Regenerative agriculture is an ideology and farming practice based on many years of scientific research and agroecological farming practices such as organic, biodynamic and permaculture. Regenerative agriculture works in harmony with nature, valuing wildlife and ecology. It increases biodiversity, builds and enlivens soils, protects the land from erosion and improves our ecosystems. It also aims to sequester carbon below and above ground in soil, plants and trees, reversing current trends of accelerating carbon emissions. Good practice creates competitive yields, provides jobs – safer working environments for farming communities – and importantly healthier, better tasting food.
Learning about food and sustainability has naturally led me to learn more about agriculture, visiting farms, gardening and seed collecting. Our garden at home has transformed because of it. The lawn has become a meadow, inspired by permaculture principles, attracting pollinators and a greater diversity of invertebrates. We have a ‘no-dig’ veg patch, meaning that the plants do a lot of the work so we don’t have to. This traps carbon into the soil, whilst enriching it with bacteria, fungi, earthworms and insects. I’ve grown fond of perennials, like rhubarb, kale, artichokes and berries as they need little tending and grow back year on year, keeping the gardening simple and leaving it undisturbed so that Nature can do her thing.
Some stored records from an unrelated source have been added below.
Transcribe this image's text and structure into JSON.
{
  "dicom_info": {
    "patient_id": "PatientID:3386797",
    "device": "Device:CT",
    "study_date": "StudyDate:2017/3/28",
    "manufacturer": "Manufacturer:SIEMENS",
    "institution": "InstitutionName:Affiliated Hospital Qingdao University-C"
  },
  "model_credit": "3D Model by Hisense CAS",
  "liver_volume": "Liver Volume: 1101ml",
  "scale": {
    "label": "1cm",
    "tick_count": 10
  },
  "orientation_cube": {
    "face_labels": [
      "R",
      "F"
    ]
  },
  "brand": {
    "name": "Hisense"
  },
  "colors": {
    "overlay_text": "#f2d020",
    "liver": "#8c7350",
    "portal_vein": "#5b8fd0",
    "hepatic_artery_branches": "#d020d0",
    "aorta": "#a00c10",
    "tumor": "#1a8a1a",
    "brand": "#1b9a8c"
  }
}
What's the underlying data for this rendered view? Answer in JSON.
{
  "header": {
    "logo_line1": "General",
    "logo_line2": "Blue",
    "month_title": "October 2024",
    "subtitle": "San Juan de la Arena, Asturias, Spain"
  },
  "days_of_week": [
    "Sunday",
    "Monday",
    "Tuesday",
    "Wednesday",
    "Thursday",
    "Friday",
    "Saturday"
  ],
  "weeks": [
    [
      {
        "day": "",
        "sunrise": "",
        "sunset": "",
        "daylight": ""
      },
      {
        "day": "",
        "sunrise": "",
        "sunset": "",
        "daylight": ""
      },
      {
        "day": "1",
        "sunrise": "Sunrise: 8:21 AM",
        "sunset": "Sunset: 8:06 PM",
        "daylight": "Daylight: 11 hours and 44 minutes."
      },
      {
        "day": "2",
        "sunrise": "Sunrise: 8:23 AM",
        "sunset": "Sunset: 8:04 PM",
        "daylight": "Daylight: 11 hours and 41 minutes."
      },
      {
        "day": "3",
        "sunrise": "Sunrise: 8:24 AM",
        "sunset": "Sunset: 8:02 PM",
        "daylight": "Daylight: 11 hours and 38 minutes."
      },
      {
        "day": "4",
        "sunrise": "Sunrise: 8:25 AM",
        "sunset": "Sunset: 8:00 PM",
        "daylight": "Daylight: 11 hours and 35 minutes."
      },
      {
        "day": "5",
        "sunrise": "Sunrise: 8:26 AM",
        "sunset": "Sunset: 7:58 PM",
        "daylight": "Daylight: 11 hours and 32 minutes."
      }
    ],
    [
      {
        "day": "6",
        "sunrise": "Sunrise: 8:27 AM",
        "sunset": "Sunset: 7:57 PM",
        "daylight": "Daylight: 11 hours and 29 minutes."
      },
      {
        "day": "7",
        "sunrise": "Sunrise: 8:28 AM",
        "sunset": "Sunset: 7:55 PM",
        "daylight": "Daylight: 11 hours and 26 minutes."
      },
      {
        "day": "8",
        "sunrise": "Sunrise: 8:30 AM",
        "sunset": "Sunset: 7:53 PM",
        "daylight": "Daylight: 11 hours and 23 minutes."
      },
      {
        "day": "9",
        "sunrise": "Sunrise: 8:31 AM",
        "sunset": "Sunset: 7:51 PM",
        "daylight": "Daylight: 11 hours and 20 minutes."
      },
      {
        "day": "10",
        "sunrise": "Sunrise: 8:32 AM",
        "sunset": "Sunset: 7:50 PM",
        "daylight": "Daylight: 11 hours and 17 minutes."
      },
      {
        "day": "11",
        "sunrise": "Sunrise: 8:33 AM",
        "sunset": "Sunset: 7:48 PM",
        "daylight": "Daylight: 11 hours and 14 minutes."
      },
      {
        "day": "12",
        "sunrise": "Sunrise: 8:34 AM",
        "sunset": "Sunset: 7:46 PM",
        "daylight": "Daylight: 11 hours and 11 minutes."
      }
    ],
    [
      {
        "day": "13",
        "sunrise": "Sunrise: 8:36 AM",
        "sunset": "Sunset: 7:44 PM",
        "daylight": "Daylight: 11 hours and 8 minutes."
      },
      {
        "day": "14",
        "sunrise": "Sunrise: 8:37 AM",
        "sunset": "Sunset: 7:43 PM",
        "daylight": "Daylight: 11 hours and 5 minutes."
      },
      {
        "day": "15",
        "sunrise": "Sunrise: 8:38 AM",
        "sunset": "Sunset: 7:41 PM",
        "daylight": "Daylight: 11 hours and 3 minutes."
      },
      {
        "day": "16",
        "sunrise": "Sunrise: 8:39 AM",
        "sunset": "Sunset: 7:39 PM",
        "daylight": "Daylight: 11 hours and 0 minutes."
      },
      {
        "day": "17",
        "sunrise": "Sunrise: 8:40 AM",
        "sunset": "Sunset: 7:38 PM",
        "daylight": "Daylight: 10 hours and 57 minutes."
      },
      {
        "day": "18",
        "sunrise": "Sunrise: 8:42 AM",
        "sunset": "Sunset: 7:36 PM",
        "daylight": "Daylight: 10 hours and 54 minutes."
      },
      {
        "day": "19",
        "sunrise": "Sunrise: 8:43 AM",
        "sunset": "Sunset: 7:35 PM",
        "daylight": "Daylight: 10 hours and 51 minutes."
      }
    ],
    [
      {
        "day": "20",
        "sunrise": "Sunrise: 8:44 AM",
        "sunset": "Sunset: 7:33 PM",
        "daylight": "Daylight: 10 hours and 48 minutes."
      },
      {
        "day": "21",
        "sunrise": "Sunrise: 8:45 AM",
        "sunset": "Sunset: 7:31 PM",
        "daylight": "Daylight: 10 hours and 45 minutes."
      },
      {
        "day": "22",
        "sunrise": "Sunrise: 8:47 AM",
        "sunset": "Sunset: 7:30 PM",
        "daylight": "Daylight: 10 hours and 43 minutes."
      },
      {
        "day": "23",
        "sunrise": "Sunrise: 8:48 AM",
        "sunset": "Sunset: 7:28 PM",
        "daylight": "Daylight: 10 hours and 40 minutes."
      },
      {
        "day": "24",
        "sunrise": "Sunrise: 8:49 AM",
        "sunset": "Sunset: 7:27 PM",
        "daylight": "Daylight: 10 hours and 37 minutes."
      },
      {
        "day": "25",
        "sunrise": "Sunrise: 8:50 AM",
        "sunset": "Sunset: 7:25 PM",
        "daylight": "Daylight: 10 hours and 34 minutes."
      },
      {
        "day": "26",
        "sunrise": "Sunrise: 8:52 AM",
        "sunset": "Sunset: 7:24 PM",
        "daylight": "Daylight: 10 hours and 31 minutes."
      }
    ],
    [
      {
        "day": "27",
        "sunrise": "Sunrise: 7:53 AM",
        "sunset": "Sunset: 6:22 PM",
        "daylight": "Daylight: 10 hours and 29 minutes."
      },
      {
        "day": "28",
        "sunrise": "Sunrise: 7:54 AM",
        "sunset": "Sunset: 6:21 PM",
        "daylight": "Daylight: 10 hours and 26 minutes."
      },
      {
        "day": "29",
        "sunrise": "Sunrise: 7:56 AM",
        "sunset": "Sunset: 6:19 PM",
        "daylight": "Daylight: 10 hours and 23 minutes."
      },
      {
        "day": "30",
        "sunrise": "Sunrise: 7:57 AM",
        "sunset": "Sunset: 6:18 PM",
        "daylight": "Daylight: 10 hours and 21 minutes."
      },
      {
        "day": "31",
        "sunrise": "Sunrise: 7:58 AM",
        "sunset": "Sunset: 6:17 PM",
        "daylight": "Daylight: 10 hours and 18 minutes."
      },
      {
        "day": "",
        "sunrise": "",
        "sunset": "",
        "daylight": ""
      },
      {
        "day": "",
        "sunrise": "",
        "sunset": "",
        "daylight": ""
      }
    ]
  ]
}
It looks like a jungle, (which in regenerative agriculture speak would be called agroforestry) with plum trees, vegetables, edible flowers, wild plants and weeds (such as dandelions and goose grass which we eat too) all growing together, fertile and productive.
Over the last two decades there has been a resurgence in regenerative agriculture. Many small farmers and market gardens rely on this knowledge to manage productive businesses with a passion for the Earth. And now with the climate emergency, some agricultural corporations and big farms are learning how to make their farms more sustainable from the same methodologies.
For this month’s recipes I’ve picked hemp, an ingredient that I’d highly recommend you add to your shopping list as it helps regenerate soil and biodiversity, even when grown within the conventional farming system.